At 4. 15pm on Monday as Scott Lithgow‘s shop stewards are meeting management. a horn sounds the end ofa shift and workers pile into a bus at the yard gates. A handful stop off at the nearby West End Bar. ‘Once this place was so crowded you couldn‘t move without spilling your pint.‘ says a barmaid. ‘but it‘s very quiet now‘. One in four men are unemployed in the Inverclyde area and the number is certain to rise. ‘We subcontractors will be the first we are just industrial gypsies.‘ says a

. ' r a»-i.§{"" t - ‘~£‘:‘ .. 1 '2 g 7"

a ’o'.’ ... 3"":

40 year-old scaffolder.

Despite the virtually empty pub. the retail distribution industry is doing well. according to Mr David Robertson of the Greenock Job Centre. ‘because there is a lot of redundancy money in the tills at the moment‘. This necessarily short-lived boom has been accelerated by the March deadline . for the British Shipbuilders scheme 3 ofvoluntary redundancy payments 5 whereby workers receive two weeks

wages for every year spent in the industry and also by a widespread ; lack ofconfidcnce in management.

“the game is survival‘

Although Mr Sid Fudge. managing director ofTrafalgar House Offshore. has openly scorned the meagre MoD contract. some employees suspect that the London based conglomerate is ‘just a banking company‘. more interested in the real estate value of the yard than in getting orders for Scott Lithgow.
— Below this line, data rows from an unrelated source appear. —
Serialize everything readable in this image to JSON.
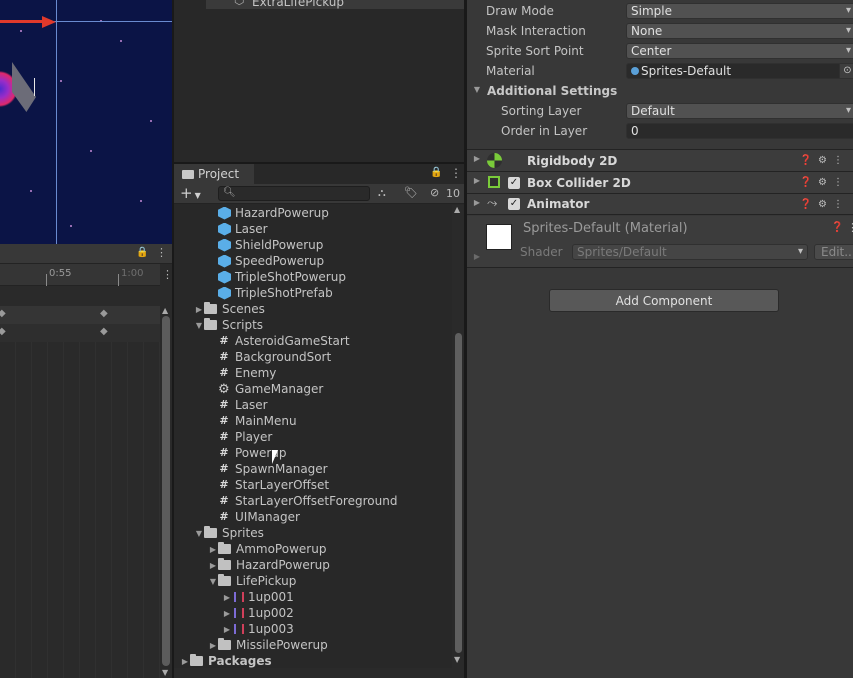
{
  "hierarchy": {
    "item": "ExtraLifePickup"
  },
  "animation": {
    "time_labels": [
      "0:55",
      "1:00"
    ]
  },
  "project": {
    "tab_title": "Project",
    "search": {
      "placeholder": ""
    },
    "hidden_count": "10",
    "items": [
      {
        "label": "HazardPowerup",
        "type": "prefab",
        "indent": 2
      },
      {
        "label": "Laser",
        "type": "prefab",
        "indent": 2
      },
      {
        "label": "ShieldPowerup",
        "type": "prefab",
        "indent": 2
      },
      {
        "label": "SpeedPowerup",
        "type": "prefab",
        "indent": 2
      },
      {
        "label": "TripleShotPowerup",
        "type": "prefab",
        "indent": 2
      },
      {
        "label": "TripleShotPrefab",
        "type": "prefab",
        "indent": 2
      },
      {
        "label": "Scenes",
        "type": "folder",
        "indent": 1,
        "arrow": "collapsed"
      },
      {
        "label": "Scripts",
        "type": "folder",
        "indent": 1,
        "arrow": "expanded"
      },
      {
        "label": "AsteroidGameStart",
        "type": "script",
        "indent": 2
      },
      {
        "label": "BackgroundSort",
        "type": "script",
        "indent": 2
      },
      {
        "label": "Enemy",
        "type": "script",
        "indent": 2
      },
      {
        "label": "GameManager",
        "type": "gear",
        "indent": 2
      },
      {
        "label": "Laser",
        "type": "script",
        "indent": 2
      },
      {
        "label": "MainMenu",
        "type": "script",
        "indent": 2
      },
      {
        "label": "Player",
        "type": "script",
        "indent": 2
      },
      {
        "label": "Powerup",
        "type": "script",
        "indent": 2
      },
      {
        "label": "SpawnManager",
        "type": "script",
        "indent": 2
      },
      {
        "label": "StarLayerOffset",
        "type": "script",
        "indent": 2
      },
      {
        "label": "StarLayerOffsetForeground",
        "type": "script",
        "indent": 2
      },
      {
        "label": "UIManager",
        "type": "script",
        "indent": 2
      },
      {
        "label": "Sprites",
        "type": "folder",
        "indent": 1,
        "arrow": "expanded"
      },
      {
        "label": "AmmoPowerup",
        "type": "folder",
        "indent": 2,
        "arrow": "collapsed"
      },
      {
        "label": "HazardPowerup",
        "type": "folder",
        "indent": 2,
        "arrow": "collapsed"
      },
      {
        "label": "LifePickup",
        "type": "folder",
        "indent": 2,
        "arrow": "expanded"
      },
      {
        "label": "1up001",
        "type": "sprite",
        "indent": 3,
        "arrow": "collapsed"
      },
      {
        "label": "1up002",
        "type": "sprite",
        "indent": 3,
        "arrow": "collapsed"
      },
      {
        "label": "1up003",
        "type": "sprite",
        "indent": 3,
        "arrow": "collapsed"
      },
      {
        "label": "MissilePowerup",
        "type": "folder",
        "indent": 2,
        "arrow": "collapsed"
      },
      {
        "label": "Packages",
        "type": "folder",
        "indent": 0,
        "arrow": "collapsed",
        "bold": true
      }
    ]
  },
  "inspector": {
    "properties": [
      {
        "label": "Draw Mode",
        "value": "Simple",
        "kind": "dropdown"
      },
      {
        "label": "Mask Interaction",
        "value": "None",
        "kind": "dropdown"
      },
      {
        "label": "Sprite Sort Point",
        "value": "Center",
        "kind": "dropdown"
      },
      {
        "label": "Material",
        "value": "Sprites-Default",
        "kind": "object"
      }
    ],
    "additional_settings": {
      "title": "Additional Settings",
      "sorting_layer_label": "Sorting Layer",
      "sorting_layer_value": "Default",
      "order_label": "Order in Layer",
      "order_value": "0"
    },
    "components": [
      {
        "name": "Rigidbody 2D",
        "checkbox": false
      },
      {
        "name": "Box Collider 2D",
        "checkbox": true
      },
      {
        "name": "Animator",
        "checkbox": true
      }
    ],
    "material": {
      "title": "Sprites-Default (Material)",
      "shader_label": "Shader",
      "shader_value": "Sprites/Default",
      "edit_label": "Edit..."
    },
    "add_component_label": "Add Component"
  }
}
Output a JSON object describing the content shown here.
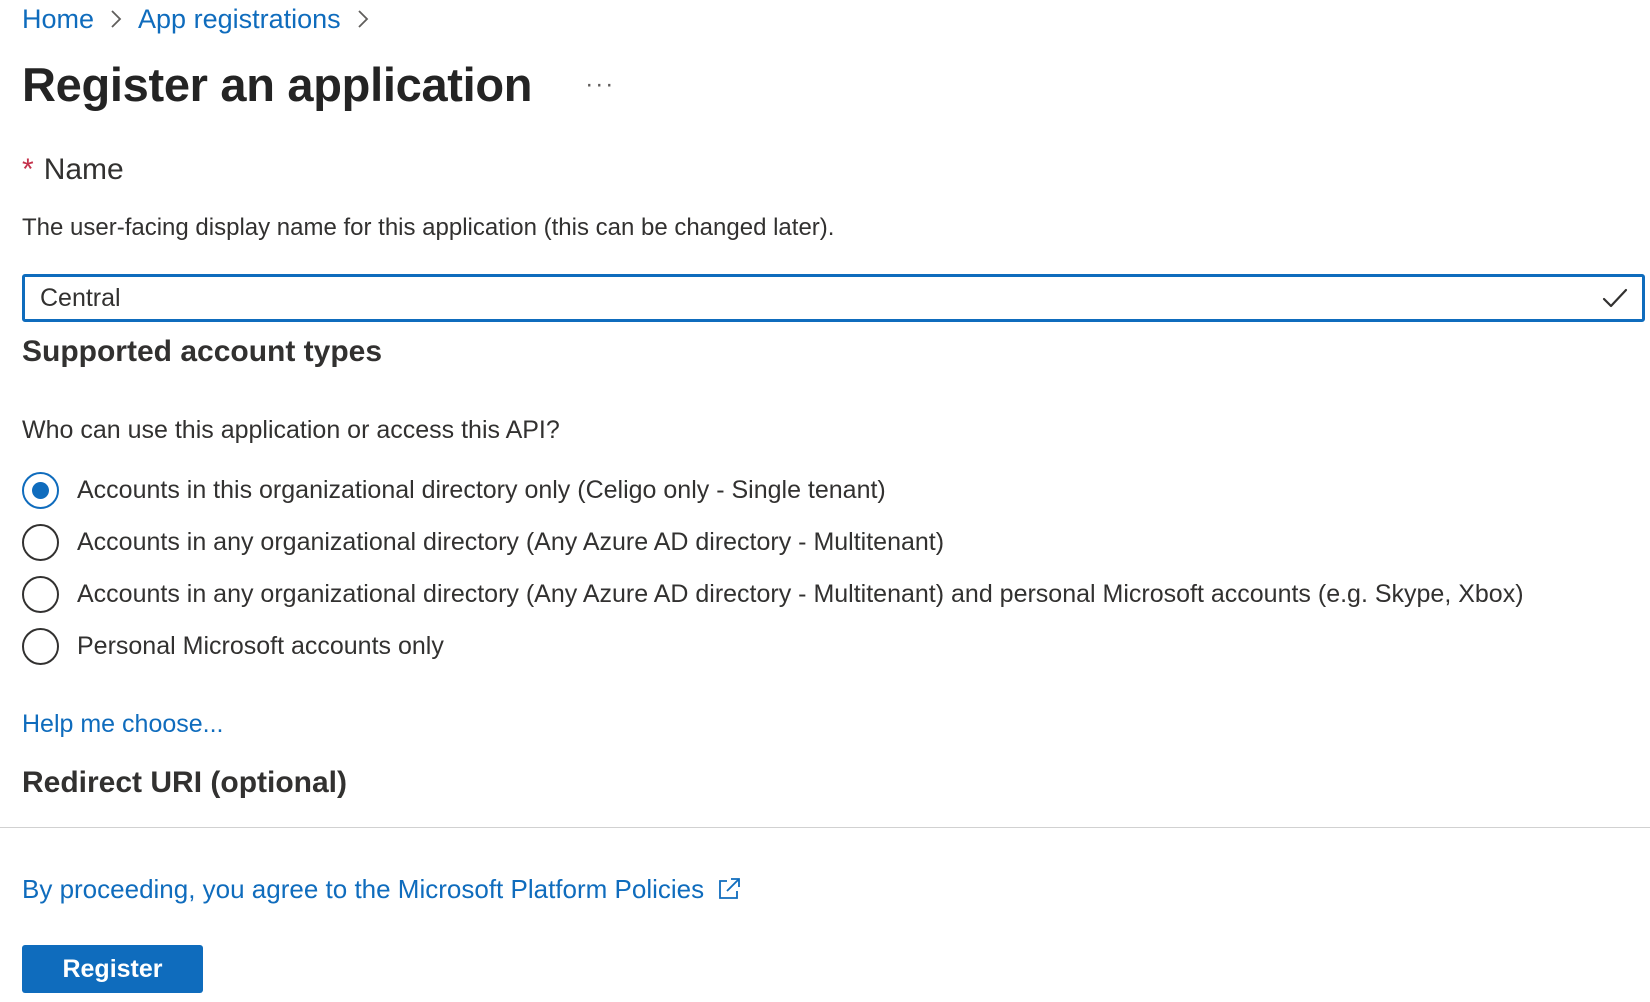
{
  "breadcrumb": {
    "items": [
      {
        "label": "Home"
      },
      {
        "label": "App registrations"
      }
    ]
  },
  "page": {
    "title": "Register an application",
    "more_label": "···"
  },
  "name_section": {
    "required_mark": "*",
    "label": "Name",
    "description": "The user-facing display name for this application (this can be changed later).",
    "input_value": "Central",
    "validation_icon": "checkmark-icon"
  },
  "account_types": {
    "heading": "Supported account types",
    "question": "Who can use this application or access this API?",
    "options": [
      {
        "label": "Accounts in this organizational directory only (Celigo only - Single tenant)",
        "selected": true
      },
      {
        "label": "Accounts in any organizational directory (Any Azure AD directory - Multitenant)",
        "selected": false
      },
      {
        "label": "Accounts in any organizational directory (Any Azure AD directory - Multitenant) and personal Microsoft accounts (e.g. Skype, Xbox)",
        "selected": false
      },
      {
        "label": "Personal Microsoft accounts only",
        "selected": false
      }
    ],
    "help_link": "Help me choose..."
  },
  "redirect": {
    "heading": "Redirect URI (optional)"
  },
  "footer": {
    "policy_link": "By proceeding, you agree to the Microsoft Platform Policies",
    "policy_icon": "external-link-icon",
    "register_label": "Register"
  },
  "colors": {
    "accent": "#0f6cbd",
    "required": "#c4314b",
    "text": "#323130"
  }
}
Mr McNeill dismisses the conspiracy theory but admits: ‘We cannot stop men from feeling insecure and selling theirjobs for a few thousand in the pocket‘. A 53 year-old former shop steward puts his case: ‘I want to work and ifI was younger I would fight like hell. but what‘s the point now‘."

The average age of Scott Lithgow‘s workforce however is 3-1. and job prospects in the area are not promising. even in the new information technology industries. National Semi Conductors in ; Greenock has recently suffered a setback in its expansion programme. ; In an area with 80 per cent youth l unemployment. the takingon of30 E apprentices is perhaps 'tokenism‘.

i but the unions fought for them. says

Mr McNeill. ‘partly to show that we j intend to keep a candle in the 7 window. Shipbuilding is not what it used to be and we must set our sights a wee bit lower. but we cannot afford L to be despondent the game is a survival‘.